Moody’s downgraded the outlook for Indian banks from Stable to Negative. This downgrade assumes significance as it comes at a stage when markets are already under pressure and financials account for 41% of the Nifty weight. What is the reason for the downgrade?
Weak Operating environment
Moody’s has highlighted this as the single biggest risk for the Indian banks. The lockdown following the COVID-19 has led to a virtual halt in economic activity. EMIs have been postponed but it is likely to create cash flow problems for banks. The immediate impact will be that credit will virtually dry up and that is likely to have a direct impact on GDP growth. The lockdown will also impact the incomes and purchasing power of Indian households and that could have larger repercussions for the long term consumption story. In this background, Indian banks could see more defaults.
Asset quality risk
The lockdown is likely to result in a higher risk of defaults in SME loans and also in retail loans. That is where most of the private banks have the largest exposure. In fact, realty and consumer lending account for 30-40% of most private banks. That could come under tremendous pressure. Even the EMI moratorium scheme is likely to create short term cash flow mismatch for the banks and impair assets in the future.
Profits and capital efficiency

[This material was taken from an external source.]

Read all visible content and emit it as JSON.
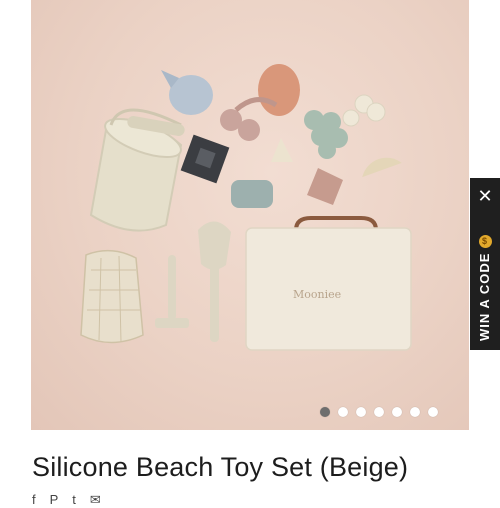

One of the factors that distinguished the private banks from the PSU banks is the focus on profitability and ROE. Moody’s opines that the comfort zone could now change drastically as most private banks could come under profit pressure due to rising incidence of asset impairment. Most private banks have had easy access to funds; both debt and equity. With stressed financials, we could have a situation wherein, some private banks could see capital getting depleted by losses and the cost of funding going up sharply. That could impact the capital raising ability of the banks to a great extent. Higher credit costs and lower revenues will apparently crimp profits.
Pressure on the government
In the last few years, the government has consistently intervened and bailed out the PSU banks. But with the fiscal deficit set to go higher, further support in terms of capital infusion will be limited. Any future cases like Yes Bank may find it hard to get a willing buyer to bail them out if the situation worsens from this point. Loss of government support remains a major risk for Indian banks. In the future, depositor bailouts may not be feasible for the Indian government. At best, it may be partial and calibrated. Moody’s appears to be justified in believing that Indian banks could be entering a new phase where valuations could come under real pressure.